**Work task:**
Filter the data for lines with the word "before", then copy every line so identified.
######
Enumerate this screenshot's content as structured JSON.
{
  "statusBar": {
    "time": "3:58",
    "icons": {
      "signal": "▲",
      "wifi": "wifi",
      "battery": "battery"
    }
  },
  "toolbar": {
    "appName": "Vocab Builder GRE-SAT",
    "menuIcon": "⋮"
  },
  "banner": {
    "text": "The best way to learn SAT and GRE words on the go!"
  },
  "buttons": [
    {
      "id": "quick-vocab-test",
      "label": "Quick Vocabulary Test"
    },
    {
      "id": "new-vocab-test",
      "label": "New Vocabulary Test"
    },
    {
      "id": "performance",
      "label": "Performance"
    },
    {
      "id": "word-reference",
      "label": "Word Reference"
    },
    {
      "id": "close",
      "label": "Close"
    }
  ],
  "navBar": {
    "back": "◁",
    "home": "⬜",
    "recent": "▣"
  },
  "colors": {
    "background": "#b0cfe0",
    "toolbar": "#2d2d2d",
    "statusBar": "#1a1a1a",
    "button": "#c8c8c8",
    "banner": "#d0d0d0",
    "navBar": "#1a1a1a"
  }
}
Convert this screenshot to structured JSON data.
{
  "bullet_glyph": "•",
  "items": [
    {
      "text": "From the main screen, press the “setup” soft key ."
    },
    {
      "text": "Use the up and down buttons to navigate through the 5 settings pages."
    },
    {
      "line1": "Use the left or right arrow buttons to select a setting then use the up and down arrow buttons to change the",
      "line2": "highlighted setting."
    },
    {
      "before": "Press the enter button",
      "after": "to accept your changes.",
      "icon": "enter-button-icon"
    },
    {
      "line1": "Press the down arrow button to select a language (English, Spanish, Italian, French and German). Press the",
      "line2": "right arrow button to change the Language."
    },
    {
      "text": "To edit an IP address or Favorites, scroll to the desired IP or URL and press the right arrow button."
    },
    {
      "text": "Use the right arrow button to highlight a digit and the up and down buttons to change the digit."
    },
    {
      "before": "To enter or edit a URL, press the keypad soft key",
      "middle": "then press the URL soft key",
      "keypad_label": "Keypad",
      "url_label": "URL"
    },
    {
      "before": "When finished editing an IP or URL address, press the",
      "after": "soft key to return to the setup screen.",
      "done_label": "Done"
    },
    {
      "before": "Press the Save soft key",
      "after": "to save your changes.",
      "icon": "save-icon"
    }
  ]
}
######
**Solution for this task:**
      "before": "Press the enter button",
      "before": "To enter or edit a URL, press the keypad soft key",
      "before": "When finished editing an IP or URL address, press the",
      "before": "Press the Save soft key",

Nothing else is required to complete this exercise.